An Apulian black-glazed askos in shape of animal skin, with a cylindrical neck with an everted flattened rim and narrow spout, set on a raised ring base that is unglazed on the underside. The back of the vessel has been drawn in to form a raised point, from which extends a short strap handle that conjoins it to the rim.
Askoi are typified by their obliquely angled necks, with their shape imitating animal-skin wine containers.
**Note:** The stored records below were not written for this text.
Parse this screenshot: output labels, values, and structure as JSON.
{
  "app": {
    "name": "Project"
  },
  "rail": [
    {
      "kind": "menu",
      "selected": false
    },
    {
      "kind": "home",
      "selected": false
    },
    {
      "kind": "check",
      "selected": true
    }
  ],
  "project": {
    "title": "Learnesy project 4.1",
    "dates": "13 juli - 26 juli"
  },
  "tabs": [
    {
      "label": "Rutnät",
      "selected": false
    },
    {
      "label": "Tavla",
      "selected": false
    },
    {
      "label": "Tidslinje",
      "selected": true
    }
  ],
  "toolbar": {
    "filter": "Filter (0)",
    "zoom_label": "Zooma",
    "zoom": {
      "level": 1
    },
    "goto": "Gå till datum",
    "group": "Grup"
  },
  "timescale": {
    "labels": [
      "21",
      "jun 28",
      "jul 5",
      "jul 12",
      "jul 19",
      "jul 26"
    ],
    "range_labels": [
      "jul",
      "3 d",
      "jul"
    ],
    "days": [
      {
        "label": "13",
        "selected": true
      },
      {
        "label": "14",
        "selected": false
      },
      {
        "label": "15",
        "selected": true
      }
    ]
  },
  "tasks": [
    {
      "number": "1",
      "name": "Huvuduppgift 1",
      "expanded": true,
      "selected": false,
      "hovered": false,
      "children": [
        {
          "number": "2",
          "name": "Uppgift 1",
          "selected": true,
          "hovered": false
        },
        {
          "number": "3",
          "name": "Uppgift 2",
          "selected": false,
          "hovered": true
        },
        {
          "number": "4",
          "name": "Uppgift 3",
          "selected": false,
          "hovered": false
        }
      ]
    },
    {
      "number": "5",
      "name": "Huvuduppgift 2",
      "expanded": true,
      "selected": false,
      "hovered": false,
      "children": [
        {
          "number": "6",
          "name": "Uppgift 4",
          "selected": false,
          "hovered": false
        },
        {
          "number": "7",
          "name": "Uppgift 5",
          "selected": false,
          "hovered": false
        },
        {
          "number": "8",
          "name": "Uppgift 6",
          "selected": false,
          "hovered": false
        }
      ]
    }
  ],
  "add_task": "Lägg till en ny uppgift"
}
Their name comes from the Greek word askos, meaning ‘wine-skin’. Their narrow spouts are well designed for pouring oil; it is therefore possible that this askos was not used exclusively as a wine vessel but for other liquids such as oil as well.
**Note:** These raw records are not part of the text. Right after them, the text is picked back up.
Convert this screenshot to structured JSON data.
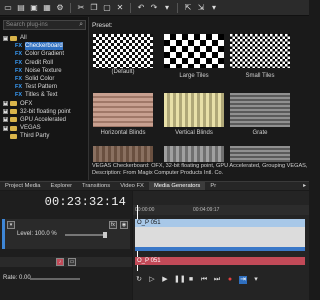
{
  "toolbar": {
    "buttons": [
      "new-icon",
      "open-icon",
      "save-icon",
      "properties-icon",
      "render-icon",
      "cut-icon",
      "copy-icon",
      "paste-icon",
      "delete-icon",
      "undo-icon",
      "redo-icon",
      "history-icon",
      "normal-edit-icon",
      "envelope-icon",
      "selection-icon"
    ]
  },
  "search": {
    "placeholder": "Search plug-ins"
  },
  "tree": {
    "items": [
      {
        "label": "All",
        "type": "folder",
        "expander": "-"
      },
      {
        "label": "Checkerboard",
        "type": "fx"
      },
      {
        "label": "Color Gradient",
        "type": "fx"
      },
      {
        "label": "Credit Roll",
        "type": "fx"
      },
      {
        "label": "Noise Texture",
        "type": "fx"
      },
      {
        "label": "Solid Color",
        "type": "fx"
      },
      {
        "label": "Test Pattern",
        "type": "fx"
      },
      {
        "label": "Titles & Text",
        "type": "fx"
      },
      {
        "label": "OFX",
        "type": "folder",
        "expander": "+"
      },
      {
        "label": "32-bit floating point",
        "type": "folder",
        "expander": "+"
      },
      {
        "label": "GPU Accelerated",
        "type": "folder",
        "expander": "+"
      },
      {
        "label": "VEGAS",
        "type": "folder",
        "expander": "+"
      },
      {
        "label": "Third Party",
        "type": "folder",
        "expander": ""
      }
    ]
  },
  "preset": {
    "title": "Preset:",
    "thumbnails": [
      {
        "label": "(Default)"
      },
      {
        "label": "Large Tiles"
      },
      {
        "label": "Small Tiles"
      },
      {
        "label": "Horizontal Blinds"
      },
      {
        "label": "Vertical Blinds"
      },
      {
        "label": "Grate"
      },
      {
        "label": ""
      },
      {
        "label": ""
      },
      {
        "label": ""
      }
    ],
    "description_line1": "VEGAS Checkerboard: OFX, 32-bit floating point, GPU Accelerated, Grouping VEGAS, Ve",
    "description_line2": "Description: From Magix Computer Products Intl. Co."
  },
  "tabs": [
    "Project Media",
    "Explorer",
    "Transitions",
    "Video FX",
    "Media Generators",
    "Pr"
  ],
  "timeline": {
    "timecode": "00:23:32:14",
    "level": "Level: 100.0 %",
    "rate": "Rate: 0.00",
    "ruler": [
      "00:00:00",
      "00:04:09:17"
    ],
    "clip_name": "O_P 051",
    "audio_clip_name": "O_P 051"
  }
}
Provenance: Ex collection of Mrs Elias-Vaes, The Netherlands, acquired 1960s or early 1970s
Reference: Cassano, R., 1992, Principi imperatori vescovi, p. 356, no. 24.
Further reading: Aharoni, M., 1979, “The Askos: Is it the Biblical Nëbel?”, in Tel Aviv 6, pp. 95-97.
Period: 4th century BC